### Your task
The answer must be every line of the data that holds the word "brand".
** Opening Dataset records block **
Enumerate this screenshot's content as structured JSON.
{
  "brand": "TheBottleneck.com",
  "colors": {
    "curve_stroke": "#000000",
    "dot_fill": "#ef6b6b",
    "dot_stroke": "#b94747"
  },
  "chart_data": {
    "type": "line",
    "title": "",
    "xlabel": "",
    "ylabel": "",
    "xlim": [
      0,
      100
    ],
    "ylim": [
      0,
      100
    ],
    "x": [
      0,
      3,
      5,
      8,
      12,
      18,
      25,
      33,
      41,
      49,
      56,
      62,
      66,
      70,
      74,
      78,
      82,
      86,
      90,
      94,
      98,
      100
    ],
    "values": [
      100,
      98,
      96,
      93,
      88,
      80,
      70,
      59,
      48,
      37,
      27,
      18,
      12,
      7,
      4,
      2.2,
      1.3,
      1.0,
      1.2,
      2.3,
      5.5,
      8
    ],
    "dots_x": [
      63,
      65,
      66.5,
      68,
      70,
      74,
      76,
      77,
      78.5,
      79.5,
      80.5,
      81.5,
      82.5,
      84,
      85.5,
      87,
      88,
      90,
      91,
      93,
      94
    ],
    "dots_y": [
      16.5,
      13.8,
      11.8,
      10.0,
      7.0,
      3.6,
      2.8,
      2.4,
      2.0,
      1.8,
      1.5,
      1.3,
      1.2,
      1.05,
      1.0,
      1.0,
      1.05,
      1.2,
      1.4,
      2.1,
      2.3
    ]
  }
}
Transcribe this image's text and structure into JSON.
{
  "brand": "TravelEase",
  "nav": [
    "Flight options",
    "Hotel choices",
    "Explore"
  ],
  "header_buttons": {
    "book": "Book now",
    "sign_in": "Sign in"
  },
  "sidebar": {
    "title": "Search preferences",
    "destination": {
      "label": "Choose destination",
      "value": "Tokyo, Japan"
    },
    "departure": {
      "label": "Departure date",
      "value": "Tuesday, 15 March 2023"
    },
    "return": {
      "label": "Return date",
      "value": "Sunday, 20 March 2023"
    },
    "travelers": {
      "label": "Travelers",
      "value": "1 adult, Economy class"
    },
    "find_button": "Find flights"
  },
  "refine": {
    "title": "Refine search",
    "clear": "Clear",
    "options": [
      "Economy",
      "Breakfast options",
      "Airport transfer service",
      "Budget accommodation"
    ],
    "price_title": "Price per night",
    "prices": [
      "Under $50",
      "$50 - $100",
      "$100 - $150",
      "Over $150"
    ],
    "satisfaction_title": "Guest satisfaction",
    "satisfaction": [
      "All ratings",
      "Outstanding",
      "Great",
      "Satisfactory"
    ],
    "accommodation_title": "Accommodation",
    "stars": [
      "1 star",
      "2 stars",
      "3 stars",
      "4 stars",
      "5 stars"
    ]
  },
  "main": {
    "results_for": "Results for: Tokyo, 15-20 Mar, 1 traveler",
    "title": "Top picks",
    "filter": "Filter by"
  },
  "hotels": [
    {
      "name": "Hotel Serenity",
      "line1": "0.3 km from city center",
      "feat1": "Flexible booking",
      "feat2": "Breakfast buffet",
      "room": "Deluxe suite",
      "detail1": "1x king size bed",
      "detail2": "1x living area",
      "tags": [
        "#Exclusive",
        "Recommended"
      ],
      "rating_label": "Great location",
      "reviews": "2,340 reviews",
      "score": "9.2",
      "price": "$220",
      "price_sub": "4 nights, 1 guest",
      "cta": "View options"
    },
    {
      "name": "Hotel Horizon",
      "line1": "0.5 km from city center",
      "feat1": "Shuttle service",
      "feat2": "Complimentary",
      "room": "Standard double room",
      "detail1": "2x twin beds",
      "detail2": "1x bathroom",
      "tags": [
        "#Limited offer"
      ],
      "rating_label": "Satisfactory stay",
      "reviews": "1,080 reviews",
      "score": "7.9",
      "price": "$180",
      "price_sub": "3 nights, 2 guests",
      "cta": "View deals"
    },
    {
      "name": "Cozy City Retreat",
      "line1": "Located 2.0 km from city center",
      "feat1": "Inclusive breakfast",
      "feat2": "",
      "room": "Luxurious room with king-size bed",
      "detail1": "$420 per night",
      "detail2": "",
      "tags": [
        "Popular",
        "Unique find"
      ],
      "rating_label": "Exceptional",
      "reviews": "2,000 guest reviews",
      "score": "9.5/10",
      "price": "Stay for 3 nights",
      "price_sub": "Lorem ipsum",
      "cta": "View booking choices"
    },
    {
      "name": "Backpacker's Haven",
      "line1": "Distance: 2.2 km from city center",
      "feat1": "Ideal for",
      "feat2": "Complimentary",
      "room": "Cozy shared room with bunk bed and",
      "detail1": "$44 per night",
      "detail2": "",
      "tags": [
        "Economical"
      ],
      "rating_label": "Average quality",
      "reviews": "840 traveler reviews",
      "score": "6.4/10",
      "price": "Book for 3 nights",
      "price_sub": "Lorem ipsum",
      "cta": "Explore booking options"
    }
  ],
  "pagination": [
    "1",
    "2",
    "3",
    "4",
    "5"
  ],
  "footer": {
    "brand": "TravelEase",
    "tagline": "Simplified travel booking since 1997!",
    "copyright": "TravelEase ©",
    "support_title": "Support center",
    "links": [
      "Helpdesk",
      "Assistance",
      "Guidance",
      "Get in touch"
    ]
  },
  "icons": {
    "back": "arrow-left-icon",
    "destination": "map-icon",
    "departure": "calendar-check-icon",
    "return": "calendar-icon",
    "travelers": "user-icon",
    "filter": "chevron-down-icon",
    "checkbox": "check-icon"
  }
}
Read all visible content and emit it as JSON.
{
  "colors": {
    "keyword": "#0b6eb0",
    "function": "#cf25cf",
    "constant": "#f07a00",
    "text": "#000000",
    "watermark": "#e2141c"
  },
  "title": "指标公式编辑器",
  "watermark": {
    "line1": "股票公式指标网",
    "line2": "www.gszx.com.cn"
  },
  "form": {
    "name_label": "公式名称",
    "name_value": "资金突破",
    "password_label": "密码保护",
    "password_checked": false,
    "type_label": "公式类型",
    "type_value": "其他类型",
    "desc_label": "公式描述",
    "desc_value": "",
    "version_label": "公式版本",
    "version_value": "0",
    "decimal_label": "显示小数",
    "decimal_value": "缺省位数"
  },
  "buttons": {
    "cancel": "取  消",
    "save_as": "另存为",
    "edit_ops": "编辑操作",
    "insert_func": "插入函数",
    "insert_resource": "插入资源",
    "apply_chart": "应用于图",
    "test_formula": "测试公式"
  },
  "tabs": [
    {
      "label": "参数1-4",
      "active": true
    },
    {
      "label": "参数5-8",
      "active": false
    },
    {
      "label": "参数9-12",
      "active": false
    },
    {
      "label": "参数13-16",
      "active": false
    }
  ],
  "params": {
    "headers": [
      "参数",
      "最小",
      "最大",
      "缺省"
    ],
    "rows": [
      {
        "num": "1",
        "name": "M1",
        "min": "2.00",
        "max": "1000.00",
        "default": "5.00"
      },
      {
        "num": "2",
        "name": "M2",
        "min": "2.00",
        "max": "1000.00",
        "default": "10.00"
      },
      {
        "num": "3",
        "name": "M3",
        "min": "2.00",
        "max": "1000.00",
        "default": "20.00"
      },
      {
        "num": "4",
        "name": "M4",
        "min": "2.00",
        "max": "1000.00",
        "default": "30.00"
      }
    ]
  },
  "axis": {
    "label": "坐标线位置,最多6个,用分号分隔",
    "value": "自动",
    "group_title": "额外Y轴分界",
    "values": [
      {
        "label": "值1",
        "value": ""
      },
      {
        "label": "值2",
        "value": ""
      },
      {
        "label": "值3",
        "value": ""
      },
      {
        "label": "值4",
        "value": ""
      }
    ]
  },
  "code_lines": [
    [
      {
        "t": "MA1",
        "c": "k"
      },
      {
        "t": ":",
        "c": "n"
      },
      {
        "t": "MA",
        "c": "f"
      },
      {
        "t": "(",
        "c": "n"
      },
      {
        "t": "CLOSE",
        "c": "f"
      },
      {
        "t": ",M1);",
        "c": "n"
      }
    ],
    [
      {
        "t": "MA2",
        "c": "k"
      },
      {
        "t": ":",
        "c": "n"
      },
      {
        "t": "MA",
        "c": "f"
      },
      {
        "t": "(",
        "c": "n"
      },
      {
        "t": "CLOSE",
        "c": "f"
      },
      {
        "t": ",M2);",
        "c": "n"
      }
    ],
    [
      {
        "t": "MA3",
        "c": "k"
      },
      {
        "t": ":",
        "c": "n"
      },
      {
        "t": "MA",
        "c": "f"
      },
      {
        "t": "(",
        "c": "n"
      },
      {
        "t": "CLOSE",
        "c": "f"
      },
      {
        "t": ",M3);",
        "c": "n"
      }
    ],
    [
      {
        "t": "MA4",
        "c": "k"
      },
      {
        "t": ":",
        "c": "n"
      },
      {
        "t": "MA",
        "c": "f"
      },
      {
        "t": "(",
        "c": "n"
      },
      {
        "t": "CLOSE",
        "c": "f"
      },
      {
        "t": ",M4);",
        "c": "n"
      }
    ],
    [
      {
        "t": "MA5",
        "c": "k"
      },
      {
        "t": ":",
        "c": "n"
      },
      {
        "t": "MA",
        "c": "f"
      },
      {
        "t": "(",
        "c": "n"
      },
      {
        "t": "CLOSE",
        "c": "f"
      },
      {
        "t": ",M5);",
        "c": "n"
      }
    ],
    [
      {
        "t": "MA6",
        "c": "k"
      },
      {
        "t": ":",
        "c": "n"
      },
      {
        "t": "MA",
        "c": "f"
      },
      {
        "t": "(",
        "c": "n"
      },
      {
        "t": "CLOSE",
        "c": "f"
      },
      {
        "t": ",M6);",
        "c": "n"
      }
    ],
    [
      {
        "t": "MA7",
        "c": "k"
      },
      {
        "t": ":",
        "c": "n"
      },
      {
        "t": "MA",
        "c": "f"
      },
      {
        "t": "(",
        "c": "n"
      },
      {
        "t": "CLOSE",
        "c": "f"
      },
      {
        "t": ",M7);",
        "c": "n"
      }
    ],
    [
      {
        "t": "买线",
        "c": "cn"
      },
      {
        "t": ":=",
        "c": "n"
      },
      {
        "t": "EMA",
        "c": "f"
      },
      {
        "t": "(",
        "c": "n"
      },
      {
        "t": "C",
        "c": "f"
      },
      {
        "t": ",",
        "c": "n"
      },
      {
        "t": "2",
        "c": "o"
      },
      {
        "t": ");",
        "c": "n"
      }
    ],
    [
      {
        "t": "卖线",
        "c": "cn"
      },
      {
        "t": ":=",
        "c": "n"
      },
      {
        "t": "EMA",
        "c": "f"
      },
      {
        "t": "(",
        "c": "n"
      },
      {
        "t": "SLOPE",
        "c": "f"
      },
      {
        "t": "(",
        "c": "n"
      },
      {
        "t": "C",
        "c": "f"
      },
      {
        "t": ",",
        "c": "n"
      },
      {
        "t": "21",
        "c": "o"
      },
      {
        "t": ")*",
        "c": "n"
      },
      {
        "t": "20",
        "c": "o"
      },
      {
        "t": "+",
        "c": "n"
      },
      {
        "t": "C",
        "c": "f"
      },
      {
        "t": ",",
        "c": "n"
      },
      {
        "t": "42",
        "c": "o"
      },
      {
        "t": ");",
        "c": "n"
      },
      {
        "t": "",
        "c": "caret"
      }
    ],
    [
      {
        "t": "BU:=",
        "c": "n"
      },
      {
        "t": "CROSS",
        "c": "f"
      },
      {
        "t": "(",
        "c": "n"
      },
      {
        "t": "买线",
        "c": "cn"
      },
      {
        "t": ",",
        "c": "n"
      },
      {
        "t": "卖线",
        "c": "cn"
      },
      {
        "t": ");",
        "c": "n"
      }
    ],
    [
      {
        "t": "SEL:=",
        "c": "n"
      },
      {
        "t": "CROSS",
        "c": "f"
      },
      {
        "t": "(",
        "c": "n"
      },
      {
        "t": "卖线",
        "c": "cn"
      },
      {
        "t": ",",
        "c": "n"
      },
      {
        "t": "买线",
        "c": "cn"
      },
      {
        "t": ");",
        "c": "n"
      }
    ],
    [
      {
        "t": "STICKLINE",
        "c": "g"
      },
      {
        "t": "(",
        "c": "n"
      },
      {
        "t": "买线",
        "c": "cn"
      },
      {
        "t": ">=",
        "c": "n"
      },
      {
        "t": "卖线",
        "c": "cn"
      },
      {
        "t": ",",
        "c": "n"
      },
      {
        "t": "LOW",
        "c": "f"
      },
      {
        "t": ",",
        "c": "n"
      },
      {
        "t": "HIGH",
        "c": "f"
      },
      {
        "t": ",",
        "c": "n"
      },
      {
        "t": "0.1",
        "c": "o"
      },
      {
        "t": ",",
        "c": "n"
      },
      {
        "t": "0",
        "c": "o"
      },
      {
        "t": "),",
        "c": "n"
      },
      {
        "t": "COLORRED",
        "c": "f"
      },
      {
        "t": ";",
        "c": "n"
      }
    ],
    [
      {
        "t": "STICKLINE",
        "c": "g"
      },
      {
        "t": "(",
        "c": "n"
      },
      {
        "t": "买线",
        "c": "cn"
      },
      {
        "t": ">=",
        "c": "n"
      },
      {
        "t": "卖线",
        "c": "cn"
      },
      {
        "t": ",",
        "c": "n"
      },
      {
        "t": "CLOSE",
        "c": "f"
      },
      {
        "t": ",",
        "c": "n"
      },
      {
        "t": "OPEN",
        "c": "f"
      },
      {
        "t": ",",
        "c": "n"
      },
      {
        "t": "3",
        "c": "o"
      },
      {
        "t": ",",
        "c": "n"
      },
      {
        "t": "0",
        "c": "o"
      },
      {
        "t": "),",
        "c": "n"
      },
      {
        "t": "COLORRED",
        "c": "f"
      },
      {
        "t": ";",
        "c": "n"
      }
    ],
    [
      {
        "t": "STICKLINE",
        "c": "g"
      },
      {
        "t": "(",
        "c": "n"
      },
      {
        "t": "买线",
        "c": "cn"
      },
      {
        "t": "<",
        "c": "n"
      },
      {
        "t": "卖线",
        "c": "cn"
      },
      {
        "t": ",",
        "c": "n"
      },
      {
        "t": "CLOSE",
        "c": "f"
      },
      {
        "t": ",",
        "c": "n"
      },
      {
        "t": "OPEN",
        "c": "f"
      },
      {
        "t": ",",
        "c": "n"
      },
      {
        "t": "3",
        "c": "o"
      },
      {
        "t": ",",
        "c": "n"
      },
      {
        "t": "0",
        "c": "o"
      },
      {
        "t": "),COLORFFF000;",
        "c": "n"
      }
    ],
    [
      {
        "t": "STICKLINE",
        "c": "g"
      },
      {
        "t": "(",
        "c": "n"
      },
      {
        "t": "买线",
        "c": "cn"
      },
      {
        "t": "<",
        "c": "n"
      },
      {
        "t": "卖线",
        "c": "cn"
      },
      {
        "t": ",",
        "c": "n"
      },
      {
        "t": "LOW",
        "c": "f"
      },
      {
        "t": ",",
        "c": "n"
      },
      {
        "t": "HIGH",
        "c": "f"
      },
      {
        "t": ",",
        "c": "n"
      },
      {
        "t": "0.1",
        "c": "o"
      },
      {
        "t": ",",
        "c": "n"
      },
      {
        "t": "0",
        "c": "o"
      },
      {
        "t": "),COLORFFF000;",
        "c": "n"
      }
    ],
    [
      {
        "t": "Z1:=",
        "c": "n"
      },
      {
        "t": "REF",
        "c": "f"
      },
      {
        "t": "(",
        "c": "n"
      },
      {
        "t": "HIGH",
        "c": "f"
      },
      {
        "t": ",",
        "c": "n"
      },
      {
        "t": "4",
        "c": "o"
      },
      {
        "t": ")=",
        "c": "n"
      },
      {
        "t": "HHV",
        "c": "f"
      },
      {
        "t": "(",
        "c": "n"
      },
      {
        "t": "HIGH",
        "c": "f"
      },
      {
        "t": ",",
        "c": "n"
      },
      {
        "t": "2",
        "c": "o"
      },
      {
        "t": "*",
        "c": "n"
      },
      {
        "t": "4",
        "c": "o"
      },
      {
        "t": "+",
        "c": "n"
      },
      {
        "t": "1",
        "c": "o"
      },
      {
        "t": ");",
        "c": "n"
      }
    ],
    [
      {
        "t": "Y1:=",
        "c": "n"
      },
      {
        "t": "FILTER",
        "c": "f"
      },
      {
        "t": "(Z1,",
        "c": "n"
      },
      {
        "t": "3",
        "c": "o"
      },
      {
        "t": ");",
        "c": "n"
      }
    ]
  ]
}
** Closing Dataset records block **
### Solution to the problem
  "brand": "TheBottleneck.com",
  "brand": "TravelEase",
    "brand": "TravelEase",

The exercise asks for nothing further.